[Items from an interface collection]
....................

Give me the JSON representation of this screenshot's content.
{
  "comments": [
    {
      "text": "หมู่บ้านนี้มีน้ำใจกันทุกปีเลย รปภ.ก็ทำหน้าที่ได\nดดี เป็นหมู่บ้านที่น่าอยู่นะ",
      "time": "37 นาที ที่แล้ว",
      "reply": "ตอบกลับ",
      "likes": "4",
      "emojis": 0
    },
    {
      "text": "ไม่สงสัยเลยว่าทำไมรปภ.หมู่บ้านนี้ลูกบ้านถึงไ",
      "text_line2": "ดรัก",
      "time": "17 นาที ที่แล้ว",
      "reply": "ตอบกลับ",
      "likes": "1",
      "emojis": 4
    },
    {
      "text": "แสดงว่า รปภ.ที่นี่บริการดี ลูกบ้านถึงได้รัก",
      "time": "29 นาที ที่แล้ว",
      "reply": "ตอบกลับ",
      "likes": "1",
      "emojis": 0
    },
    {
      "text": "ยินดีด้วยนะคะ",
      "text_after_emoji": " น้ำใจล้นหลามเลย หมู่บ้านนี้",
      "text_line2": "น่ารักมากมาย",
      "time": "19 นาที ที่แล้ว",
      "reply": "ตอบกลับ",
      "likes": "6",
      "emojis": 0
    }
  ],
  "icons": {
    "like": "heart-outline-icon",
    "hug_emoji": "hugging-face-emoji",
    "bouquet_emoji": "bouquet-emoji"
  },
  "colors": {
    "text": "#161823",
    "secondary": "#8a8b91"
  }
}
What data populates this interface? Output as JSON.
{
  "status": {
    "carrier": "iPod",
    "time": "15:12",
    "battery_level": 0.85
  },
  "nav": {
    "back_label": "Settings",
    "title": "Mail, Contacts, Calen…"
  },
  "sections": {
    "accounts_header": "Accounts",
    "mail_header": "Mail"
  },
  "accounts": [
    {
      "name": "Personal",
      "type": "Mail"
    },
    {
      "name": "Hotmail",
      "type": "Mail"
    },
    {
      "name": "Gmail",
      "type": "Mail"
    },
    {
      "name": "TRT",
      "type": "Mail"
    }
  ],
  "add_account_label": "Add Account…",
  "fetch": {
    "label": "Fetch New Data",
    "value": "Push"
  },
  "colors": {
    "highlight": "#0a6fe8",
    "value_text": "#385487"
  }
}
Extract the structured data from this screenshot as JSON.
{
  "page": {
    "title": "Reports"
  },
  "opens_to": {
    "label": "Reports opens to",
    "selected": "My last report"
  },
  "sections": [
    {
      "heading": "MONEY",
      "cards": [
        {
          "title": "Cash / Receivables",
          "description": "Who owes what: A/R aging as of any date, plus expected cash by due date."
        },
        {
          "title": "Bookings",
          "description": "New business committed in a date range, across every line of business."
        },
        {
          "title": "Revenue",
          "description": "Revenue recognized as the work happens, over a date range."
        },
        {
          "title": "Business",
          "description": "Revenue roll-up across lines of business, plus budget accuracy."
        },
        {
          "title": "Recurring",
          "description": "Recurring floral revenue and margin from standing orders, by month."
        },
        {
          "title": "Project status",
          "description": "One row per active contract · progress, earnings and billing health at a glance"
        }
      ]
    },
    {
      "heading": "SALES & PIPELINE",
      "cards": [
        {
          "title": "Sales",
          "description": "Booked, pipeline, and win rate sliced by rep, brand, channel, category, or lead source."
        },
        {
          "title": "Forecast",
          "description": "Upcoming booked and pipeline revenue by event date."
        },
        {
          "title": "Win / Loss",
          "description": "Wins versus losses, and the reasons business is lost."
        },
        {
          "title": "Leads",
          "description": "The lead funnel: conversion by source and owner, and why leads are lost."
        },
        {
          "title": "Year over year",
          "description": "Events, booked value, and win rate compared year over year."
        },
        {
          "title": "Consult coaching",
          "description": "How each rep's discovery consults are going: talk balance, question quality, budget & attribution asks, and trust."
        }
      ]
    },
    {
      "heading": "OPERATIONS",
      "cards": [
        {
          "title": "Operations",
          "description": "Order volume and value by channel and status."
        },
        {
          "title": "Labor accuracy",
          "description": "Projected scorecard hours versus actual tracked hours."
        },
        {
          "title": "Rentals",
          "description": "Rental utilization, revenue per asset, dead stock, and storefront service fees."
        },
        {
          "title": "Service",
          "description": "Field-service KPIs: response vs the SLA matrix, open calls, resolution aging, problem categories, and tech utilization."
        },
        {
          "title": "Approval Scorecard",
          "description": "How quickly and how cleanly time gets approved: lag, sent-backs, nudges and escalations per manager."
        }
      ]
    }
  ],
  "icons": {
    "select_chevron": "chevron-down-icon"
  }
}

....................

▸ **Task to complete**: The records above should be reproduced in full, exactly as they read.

▸ **Reply to the exercise**:
Give me the JSON representation of this screenshot's content.
{
  "comments": [
    {
      "text": "หมู่บ้านนี้มีน้ำใจกันทุกปีเลย รปภ.ก็ทำหน้าที่ได\nดดี เป็นหมู่บ้านที่น่าอยู่นะ",
      "time": "37 นาที ที่แล้ว",
      "reply": "ตอบกลับ",
      "likes": "4",
      "emojis": 0
    },
    {
      "text": "ไม่สงสัยเลยว่าทำไมรปภ.หมู่บ้านนี้ลูกบ้านถึงไ",
      "text_line2": "ดรัก",
      "time": "17 นาที ที่แล้ว",
      "reply": "ตอบกลับ",
      "likes": "1",
      "emojis": 4
    },
    {
      "text": "แสดงว่า รปภ.ที่นี่บริการดี ลูกบ้านถึงได้รัก",
      "time": "29 นาที ที่แล้ว",
      "reply": "ตอบกลับ",
      "likes": "1",
      "emojis": 0
    },
    {
      "text": "ยินดีด้วยนะคะ",
      "text_after_emoji": " น้ำใจล้นหลามเลย หมู่บ้านนี้",
      "text_line2": "น่ารักมากมาย",
      "time": "19 นาที ที่แล้ว",
      "reply": "ตอบกลับ",
      "likes": "6",
      "emojis": 0
    }
  ],
  "icons": {
    "like": "heart-outline-icon",
    "hug_emoji": "hugging-face-emoji",
    "bouquet_emoji": "bouquet-emoji"
  },
  "colors": {
    "text": "#161823",
    "secondary": "#8a8b91"
  }
}
What data populates this interface? Output as JSON.
{
  "status": {
    "carrier": "iPod",
    "time": "15:12",
    "battery_level": 0.85
  },
  "nav": {
    "back_label": "Settings",
    "title": "Mail, Contacts, Calen…"
  },
  "sections": {
    "accounts_header": "Accounts",
    "mail_header": "Mail"
  },
  "accounts": [
    {
      "name": "Personal",
      "type": "Mail"
    },
    {
      "name": "Hotmail",
      "type": "Mail"
    },
    {
      "name": "Gmail",
      "type": "Mail"
    },
    {
      "name": "TRT",
      "type": "Mail"
    }
  ],
  "add_account_label": "Add Account…",
  "fetch": {
    "label": "Fetch New Data",
    "value": "Push"
  },
  "colors": {
    "highlight": "#0a6fe8",
    "value_text": "#385487"
  }
}
Extract the structured data from this screenshot as JSON.
{
  "page": {
    "title": "Reports"
  },
  "opens_to": {
    "label": "Reports opens to",
    "selected": "My last report"
  },
  "sections": [
    {
      "heading": "MONEY",
      "cards": [
        {
          "title": "Cash / Receivables",
          "description": "Who owes what: A/R aging as of any date, plus expected cash by due date."
        },
        {
          "title": "Bookings",
          "description": "New business committed in a date range, across every line of business."
        },
        {
          "title": "Revenue",
          "description": "Revenue recognized as the work happens, over a date range."
        },
        {
          "title": "Business",
          "description": "Revenue roll-up across lines of business, plus budget accuracy."
        },
        {
          "title": "Recurring",
          "description": "Recurring floral revenue and margin from standing orders, by month."
        },
        {
          "title": "Project status",
          "description": "One row per active contract · progress, earnings and billing health at a glance"
        }
      ]
    },
    {
      "heading": "SALES & PIPELINE",
      "cards": [
        {
          "title": "Sales",
          "description": "Booked, pipeline, and win rate sliced by rep, brand, channel, category, or lead source."
        },
        {
          "title": "Forecast",
          "description": "Upcoming booked and pipeline revenue by event date."
        },
        {
          "title": "Win / Loss",
          "description": "Wins versus losses, and the reasons business is lost."
        },
        {
          "title": "Leads",
          "description": "The lead funnel: conversion by source and owner, and why leads are lost."
        },
        {
          "title": "Year over year",
          "description": "Events, booked value, and win rate compared year over year."
        },
        {
          "title": "Consult coaching",
          "description": "How each rep's discovery consults are going: talk balance, question quality, budget & attribution asks, and trust."
        }
      ]
    },
    {
      "heading": "OPERATIONS",
      "cards": [
        {
          "title": "Operations",
          "description": "Order volume and value by channel and status."
        },
        {
          "title": "Labor accuracy",
          "description": "Projected scorecard hours versus actual tracked hours."
        },
        {
          "title": "Rentals",
          "description": "Rental utilization, revenue per asset, dead stock, and storefront service fees."
        },
        {
          "title": "Service",
          "description": "Field-service KPIs: response vs the SLA matrix, open calls, resolution aging, problem categories, and tech utilization."
        },
        {
          "title": "Approval Scorecard",
          "description": "How quickly and how cleanly time gets approved: lag, sent-backs, nudges and escalations per manager."
        }
      ]
    }
  ],
  "icons": {
    "select_chevron": "chevron-down-icon"
  }
}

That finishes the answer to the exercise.